Exercise details: The string "Datos" may appear in lines of the listing. Report each line where it does.

======

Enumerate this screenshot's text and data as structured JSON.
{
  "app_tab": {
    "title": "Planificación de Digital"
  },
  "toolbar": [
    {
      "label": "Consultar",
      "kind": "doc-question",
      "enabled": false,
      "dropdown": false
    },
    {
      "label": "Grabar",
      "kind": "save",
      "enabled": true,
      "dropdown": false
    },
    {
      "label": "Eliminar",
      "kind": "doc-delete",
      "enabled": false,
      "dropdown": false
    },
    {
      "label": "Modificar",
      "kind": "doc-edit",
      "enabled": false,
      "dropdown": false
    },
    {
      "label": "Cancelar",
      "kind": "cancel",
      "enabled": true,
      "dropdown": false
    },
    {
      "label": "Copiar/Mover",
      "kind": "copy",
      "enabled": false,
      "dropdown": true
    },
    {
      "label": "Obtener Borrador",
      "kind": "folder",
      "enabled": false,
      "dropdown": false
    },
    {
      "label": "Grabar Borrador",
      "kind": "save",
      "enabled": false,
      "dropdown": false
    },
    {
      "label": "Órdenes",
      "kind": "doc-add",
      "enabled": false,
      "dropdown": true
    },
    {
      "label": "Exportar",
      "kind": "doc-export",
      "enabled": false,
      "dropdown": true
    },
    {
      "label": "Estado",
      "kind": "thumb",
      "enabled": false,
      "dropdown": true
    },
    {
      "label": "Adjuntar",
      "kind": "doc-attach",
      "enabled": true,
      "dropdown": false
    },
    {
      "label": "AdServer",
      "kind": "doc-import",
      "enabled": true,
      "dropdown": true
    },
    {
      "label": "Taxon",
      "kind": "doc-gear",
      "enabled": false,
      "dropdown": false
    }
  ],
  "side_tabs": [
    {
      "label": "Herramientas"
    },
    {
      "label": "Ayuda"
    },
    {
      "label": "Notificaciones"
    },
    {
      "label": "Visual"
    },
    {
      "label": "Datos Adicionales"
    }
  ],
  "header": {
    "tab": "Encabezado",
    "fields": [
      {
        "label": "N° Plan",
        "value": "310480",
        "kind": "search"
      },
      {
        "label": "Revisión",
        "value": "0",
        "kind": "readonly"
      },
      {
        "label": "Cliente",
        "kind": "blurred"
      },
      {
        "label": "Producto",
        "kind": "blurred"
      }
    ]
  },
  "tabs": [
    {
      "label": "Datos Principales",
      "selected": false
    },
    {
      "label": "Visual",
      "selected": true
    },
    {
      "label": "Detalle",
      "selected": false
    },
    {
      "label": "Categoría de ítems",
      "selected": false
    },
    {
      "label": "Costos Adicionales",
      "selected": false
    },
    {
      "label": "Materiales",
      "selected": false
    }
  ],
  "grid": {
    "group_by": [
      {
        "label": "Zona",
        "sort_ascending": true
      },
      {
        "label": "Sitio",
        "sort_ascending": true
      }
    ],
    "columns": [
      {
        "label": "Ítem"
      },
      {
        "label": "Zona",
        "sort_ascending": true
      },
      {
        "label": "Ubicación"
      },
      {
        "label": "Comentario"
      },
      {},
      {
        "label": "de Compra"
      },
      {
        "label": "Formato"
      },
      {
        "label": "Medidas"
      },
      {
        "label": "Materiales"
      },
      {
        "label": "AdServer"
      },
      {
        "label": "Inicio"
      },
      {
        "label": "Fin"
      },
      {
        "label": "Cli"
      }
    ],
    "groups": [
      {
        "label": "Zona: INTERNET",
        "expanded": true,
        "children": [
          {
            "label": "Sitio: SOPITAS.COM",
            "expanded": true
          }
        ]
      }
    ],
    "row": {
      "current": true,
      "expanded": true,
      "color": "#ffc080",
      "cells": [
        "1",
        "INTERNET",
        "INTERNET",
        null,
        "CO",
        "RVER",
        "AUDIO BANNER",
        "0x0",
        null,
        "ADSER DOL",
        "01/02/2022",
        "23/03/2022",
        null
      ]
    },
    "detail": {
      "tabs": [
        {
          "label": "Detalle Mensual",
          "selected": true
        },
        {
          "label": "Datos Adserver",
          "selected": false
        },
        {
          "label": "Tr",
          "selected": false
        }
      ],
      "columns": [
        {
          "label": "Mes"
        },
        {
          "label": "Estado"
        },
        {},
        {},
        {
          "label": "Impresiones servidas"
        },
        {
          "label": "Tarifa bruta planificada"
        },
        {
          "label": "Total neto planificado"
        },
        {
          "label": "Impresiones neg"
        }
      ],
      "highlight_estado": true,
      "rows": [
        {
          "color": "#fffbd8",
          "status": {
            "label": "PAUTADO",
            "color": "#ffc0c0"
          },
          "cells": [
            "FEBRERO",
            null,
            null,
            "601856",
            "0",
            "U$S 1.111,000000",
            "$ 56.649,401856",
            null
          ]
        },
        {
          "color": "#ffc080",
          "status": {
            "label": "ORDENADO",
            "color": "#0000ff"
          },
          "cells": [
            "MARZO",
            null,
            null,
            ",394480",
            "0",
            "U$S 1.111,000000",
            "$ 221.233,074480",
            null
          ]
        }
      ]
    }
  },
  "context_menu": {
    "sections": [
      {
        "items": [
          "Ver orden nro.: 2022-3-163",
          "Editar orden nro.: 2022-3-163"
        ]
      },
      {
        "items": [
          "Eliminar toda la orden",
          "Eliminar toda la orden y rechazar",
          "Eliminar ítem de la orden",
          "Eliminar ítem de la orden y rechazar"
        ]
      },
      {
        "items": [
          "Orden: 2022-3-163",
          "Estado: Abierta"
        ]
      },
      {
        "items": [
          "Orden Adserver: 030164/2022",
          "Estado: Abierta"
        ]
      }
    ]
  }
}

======

Answer for this exercise:
      "label": "Datos Adicionales"
      "label": "Datos Principales",
          "label": "Datos Adserver",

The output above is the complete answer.